# [Source records]

━━━━━━━━━━

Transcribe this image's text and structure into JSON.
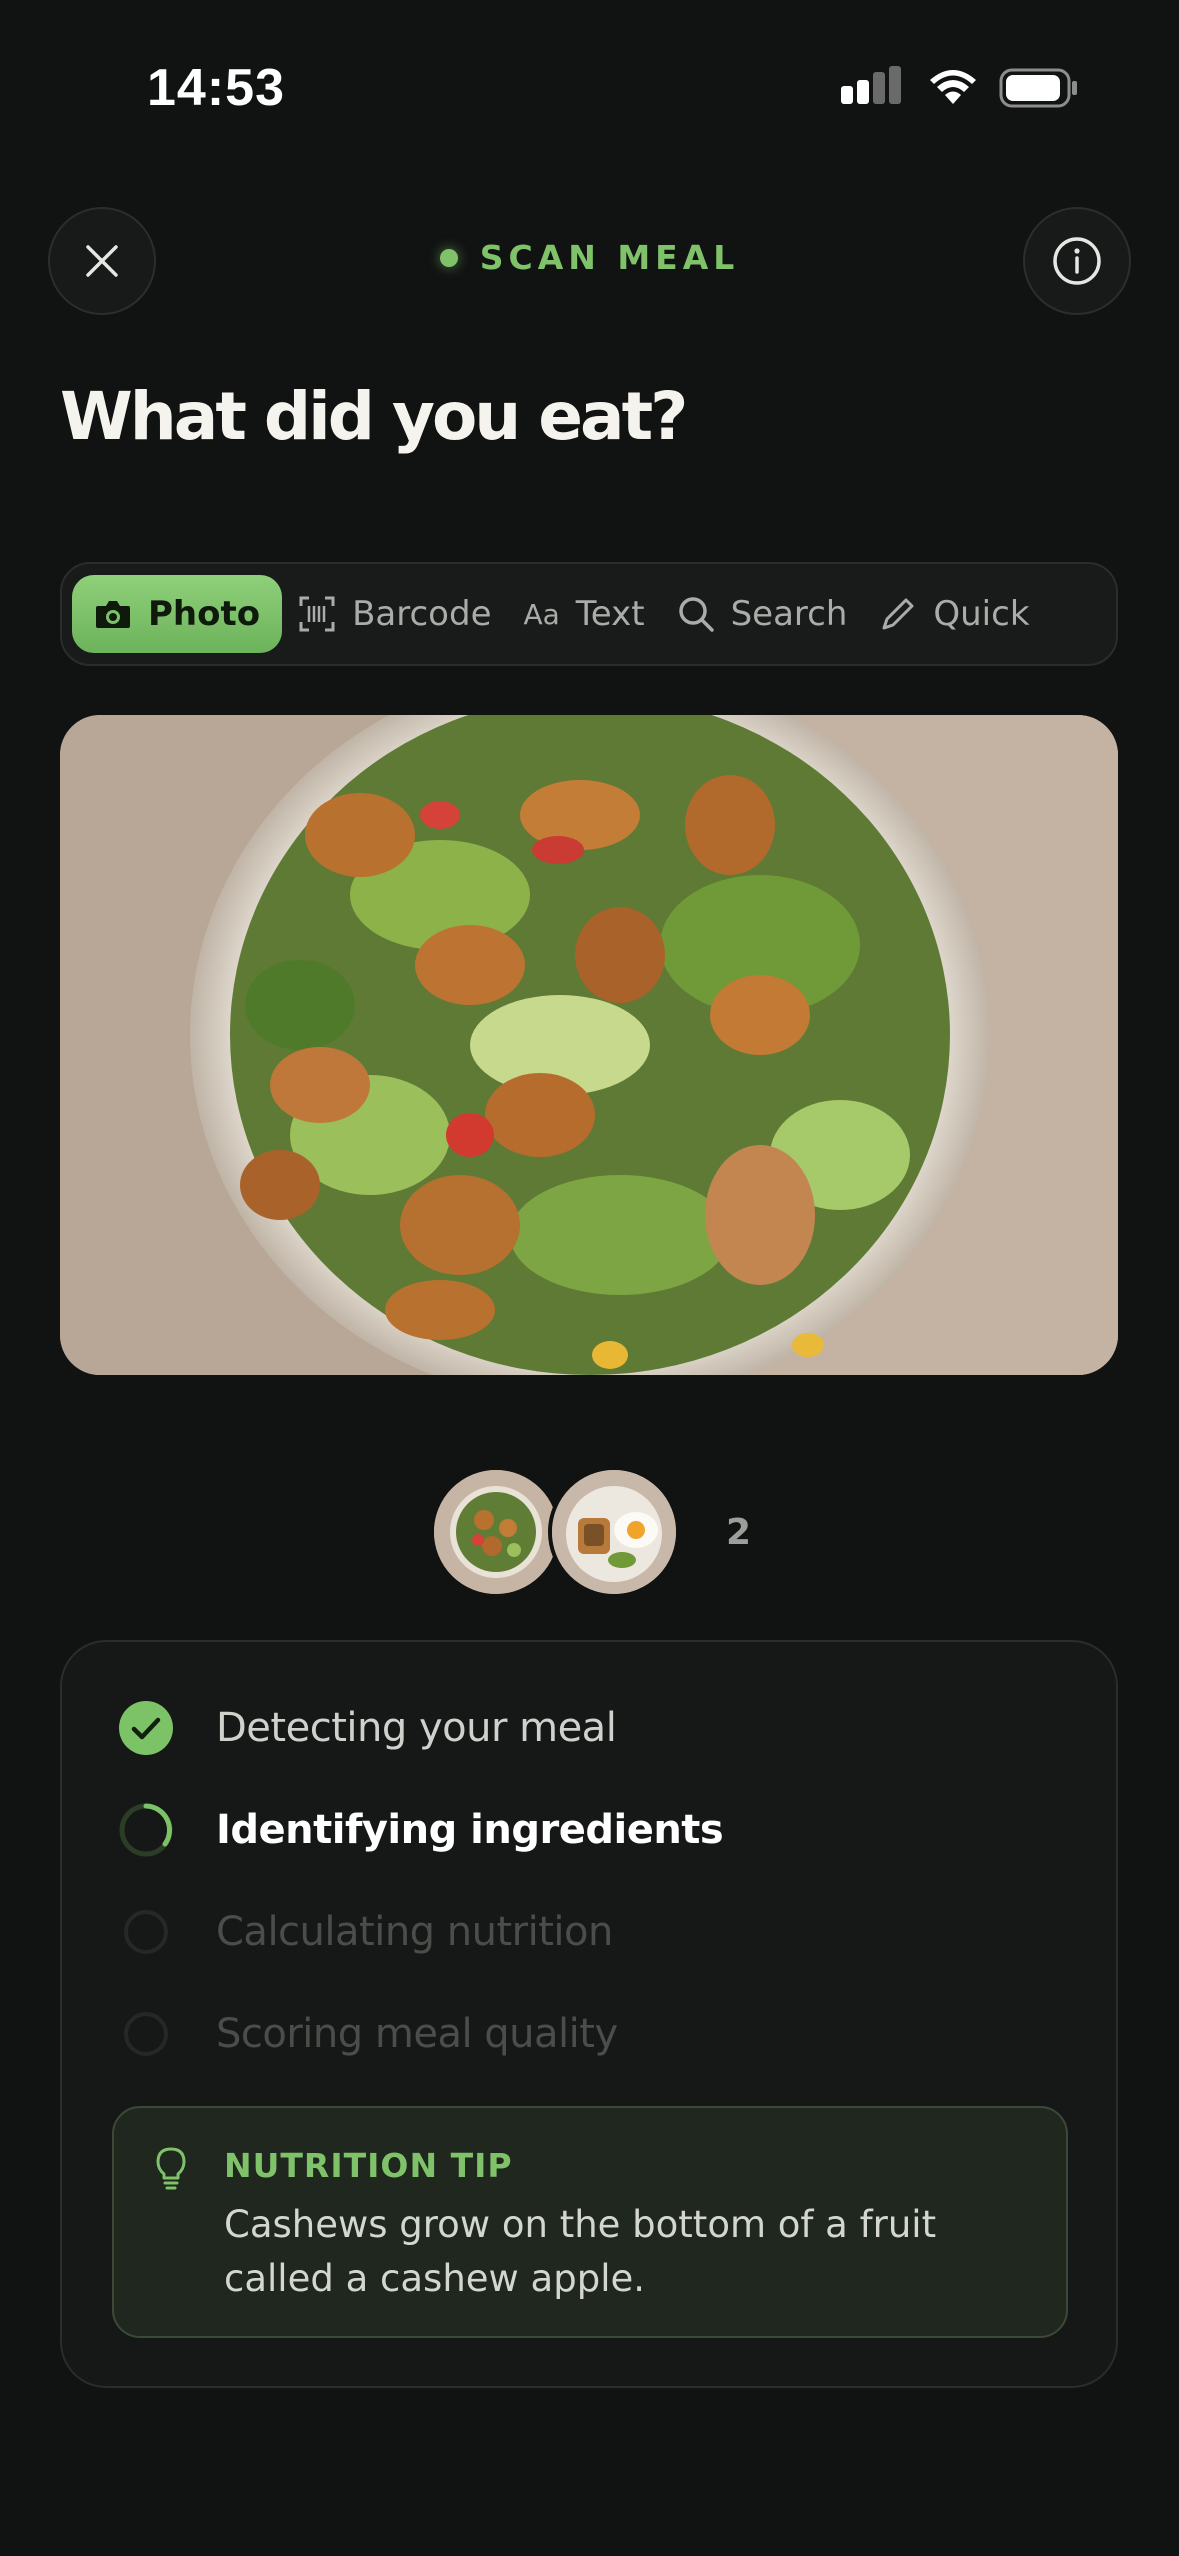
{
  "status_bar": {
    "time": "14:53"
  },
  "header": {
    "label": "SCAN MEAL",
    "title": "What did you eat?"
  },
  "tabs": [
    {
      "label": "Photo",
      "icon": "camera-icon",
      "active": true
    },
    {
      "label": "Barcode",
      "icon": "barcode-icon",
      "active": false
    },
    {
      "label": "Text",
      "icon": "aa-text-icon",
      "icon_text": "Aa",
      "active": false
    },
    {
      "label": "Search",
      "icon": "search-icon",
      "active": false
    },
    {
      "label": "Quick",
      "icon": "pencil-icon",
      "active": false
    }
  ],
  "photos": {
    "count": "2"
  },
  "progress": {
    "steps": [
      {
        "label": "Detecting your meal",
        "state": "done"
      },
      {
        "label": "Identifying ingredients",
        "state": "active"
      },
      {
        "label": "Calculating nutrition",
        "state": "pending"
      },
      {
        "label": "Scoring meal quality",
        "state": "pending"
      }
    ]
  },
  "tip": {
    "title": "NUTRITION TIP",
    "body": "Cashews grow on the bottom of a fruit called a cashew apple."
  },
  "colors": {
    "accent": "#7fc26a",
    "background": "#111312",
    "card": "#161817"
  }
}
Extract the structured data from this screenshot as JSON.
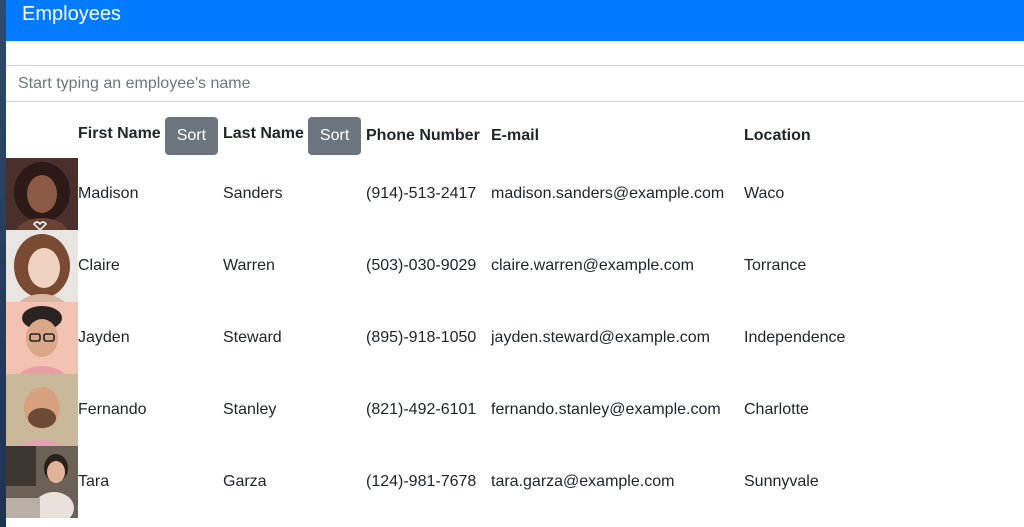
{
  "app": {
    "title": "Employees"
  },
  "search": {
    "placeholder": "Start typing an employee's name",
    "value": ""
  },
  "table": {
    "headers": {
      "first_name": "First Name",
      "last_name": "Last Name",
      "phone": "Phone Number",
      "email": "E-mail",
      "location": "Location"
    },
    "sort_label": "Sort",
    "rows": [
      {
        "first": "Madison",
        "last": "Sanders",
        "phone": "(914)-513-2417",
        "email": "madison.sanders@example.com",
        "location": "Waco"
      },
      {
        "first": "Claire",
        "last": "Warren",
        "phone": "(503)-030-9029",
        "email": "claire.warren@example.com",
        "location": "Torrance"
      },
      {
        "first": "Jayden",
        "last": "Steward",
        "phone": "(895)-918-1050",
        "email": "jayden.steward@example.com",
        "location": "Independence"
      },
      {
        "first": "Fernando",
        "last": "Stanley",
        "phone": "(821)-492-6101",
        "email": "fernando.stanley@example.com",
        "location": "Charlotte"
      },
      {
        "first": "Tara",
        "last": "Garza",
        "phone": "(124)-981-7678",
        "email": "tara.garza@example.com",
        "location": "Sunnyvale"
      }
    ]
  },
  "colors": {
    "navbar": "#007bff",
    "sort_button": "#6c757d"
  }
}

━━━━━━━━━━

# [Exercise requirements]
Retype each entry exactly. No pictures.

# [The answer]
Transcribe this image's text and structure into JSON.
{
  "status_bar": {
    "time": "14:53"
  },
  "header": {
    "label": "SCAN MEAL",
    "title": "What did you eat?"
  },
  "tabs": [
    {
      "label": "Photo",
      "icon": "camera-icon",
      "active": true
    },
    {
      "label": "Barcode",
      "icon": "barcode-icon",
      "active": false
    },
    {
      "label": "Text",
      "icon": "aa-text-icon",
      "icon_text": "Aa",
      "active": false
    },
    {
      "label": "Search",
      "icon": "search-icon",
      "active": false
    },
    {
      "label": "Quick",
      "icon": "pencil-icon",
      "active": false
    }
  ],
  "photos": {
    "count": "2"
  },
  "progress": {
    "steps": [
      {
        "label": "Detecting your meal",
        "state": "done"
      },
      {
        "label": "Identifying ingredients",
        "state": "active"
      },
      {
        "label": "Calculating nutrition",
        "state": "pending"
      },
      {
        "label": "Scoring meal quality",
        "state": "pending"
      }
    ]
  },
  "tip": {
    "title": "NUTRITION TIP",
    "body": "Cashews grow on the bottom of a fruit called a cashew apple."
  },
  "colors": {
    "accent": "#7fc26a",
    "background": "#111312",
    "card": "#161817"
  }
}
Extract the structured data from this screenshot as JSON.
{
  "app": {
    "title": "Employees"
  },
  "search": {
    "placeholder": "Start typing an employee's name",
    "value": ""
  },
  "table": {
    "headers": {
      "first_name": "First Name",
      "last_name": "Last Name",
      "phone": "Phone Number",
      "email": "E-mail",
      "location": "Location"
    },
    "sort_label": "Sort",
    "rows": [
      {
        "first": "Madison",
        "last": "Sanders",
        "phone": "(914)-513-2417",
        "email": "madison.sanders@example.com",
        "location": "Waco"
      },
      {
        "first": "Claire",
        "last": "Warren",
        "phone": "(503)-030-9029",
        "email": "claire.warren@example.com",
        "location": "Torrance"
      },
      {
        "first": "Jayden",
        "last": "Steward",
        "phone": "(895)-918-1050",
        "email": "jayden.steward@example.com",
        "location": "Independence"
      },
      {
        "first": "Fernando",
        "last": "Stanley",
        "phone": "(821)-492-6101",
        "email": "fernando.stanley@example.com",
        "location": "Charlotte"
      },
      {
        "first": "Tara",
        "last": "Garza",
        "phone": "(124)-981-7678",
        "email": "tara.garza@example.com",
        "location": "Sunnyvale"
      }
    ]
  },
  "colors": {
    "navbar": "#007bff",
    "sort_button": "#6c757d"
  }
}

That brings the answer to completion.